On Tuesday, Dec.10, Kehinde Wiley’s “Rumors of War” statue was permanently installed at the Virginia Museum of Fine Arts (VMFA) and unveiled to the public in Richmond, Virginia. Thousands of people were gathered on the grounds of VMFA and in the streets for an unveiling that has the potential to transform the identity of Richmond.
The event kicked off with a performance by Richmond’s All-City High School Marching Band and included remarks by a group of dignitaries including Virginia Governor Ralph Northam and Mayor Levar Stoney in addition to leaders from the VMFA.
“This is a historic moment for all of us,” says Alex Nyerges, director of the VMFA, during his opening remarks. “It’s a positive moment as we think about the inspiration art brings to the world.
Standing more than 27 feet high, the statue represents a young, African American male with dreadlocks and Nike shoes sitting astride a horse. Wiley was inspired to create the statue in direct response to the Confederate statues that are seen along Monument Avenue in Richmond. The statue is modeled after the 15-foot tall equestrian bronze statue of Cavalry Commander Gen. J.E.B. Stuart who is seen striking a heroic pose on a horse that has its right foot raised. It’s one of the most animated statues on Monument Avenue. Wiley was determined to create an image of an African American male that defied traditional stereotypes of worthlessness.
“A black man on a horse in all of its regal splendor has never been seen before on this scale,” says Dr. Monroe Harris, VMFA’s president of the Board of Trustees, as he addressed the crowd. “It says that no matter what your background…you are important.”
New-York based artist Kehinde Wiley is best known for painting the portrait of former President Barack Obama that hangs in the Smithsonian National Portrait Gallery. His work explores the politics of race, representation, gender, and power. Minutes before the unveiling, Wiley shared what this moment means for the future of society.
“I want this picture to be not about an individual but rather about black men and their place in society in a much broader way,” says Wiley as the crowd clapped and cheered him on. “It’s about a society that can include all of us.”
Wiley continues, “I don’t want this to be a boy story. I want all of our young women to feel just as engendered to the power this sculpture represents as well. I think that what this represents is not just a story about race or gender but about openness. It’s a story about America 2.0.

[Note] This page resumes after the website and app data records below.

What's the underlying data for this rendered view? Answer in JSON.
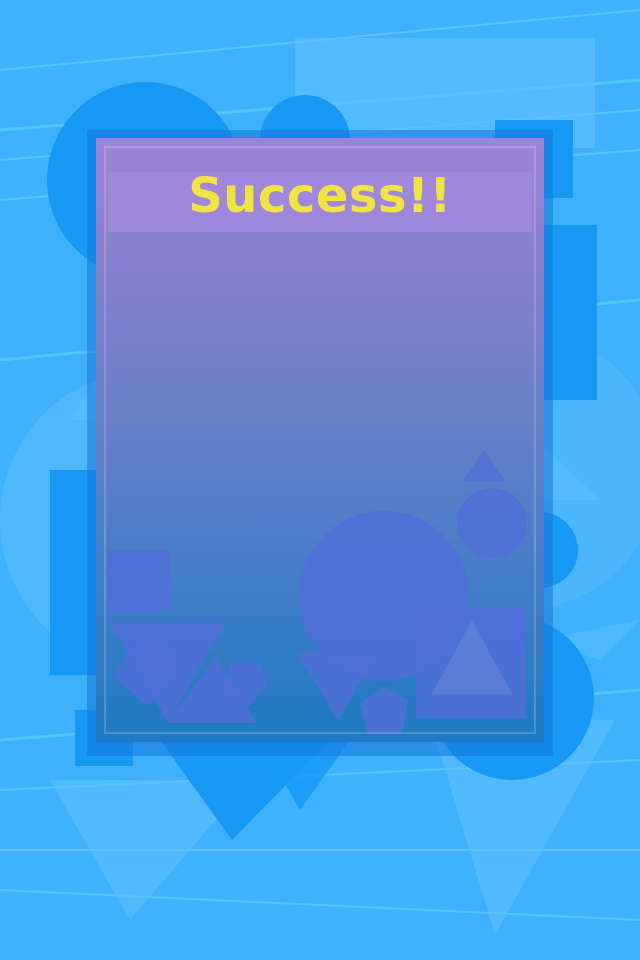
{
  "result_screen": {
    "title": "Success!!",
    "title_color": "#f0e443",
    "background_color": "#3fb0fb",
    "panel_color": "#6a80c8"
  }
}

2019 marks a turning point in the narrative for the state that was the former capital of the Confederacy. Richmond commemorates the 400th year anniversary of the arrival of the first enslaved Africans to Virginia and embraces a shift in the winds going forward.

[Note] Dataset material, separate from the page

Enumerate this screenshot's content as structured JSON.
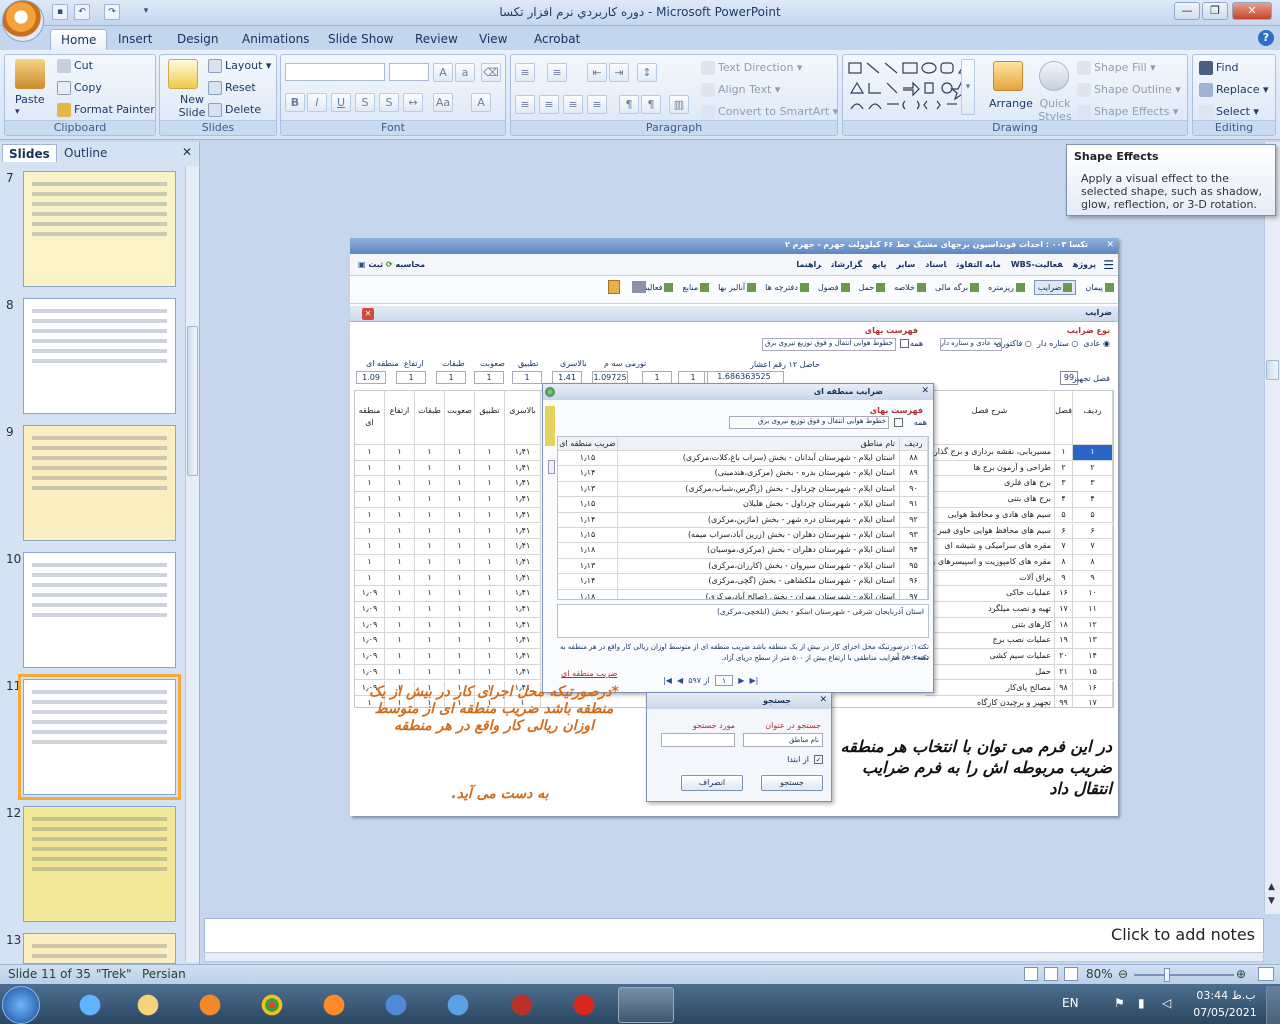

“This monument firmly establishes that our city is not living in the past,” says Mayor Levar Stoney of Richmond, VA. “Today Richmond is embracing a future that is happening right before our eyes.”
Everyone who visits Richmond will have the opportunity to get a glimpse of the evolution of the city through this statue as well as enjoy the resources that BLK RVA has put together to celebrate black culture.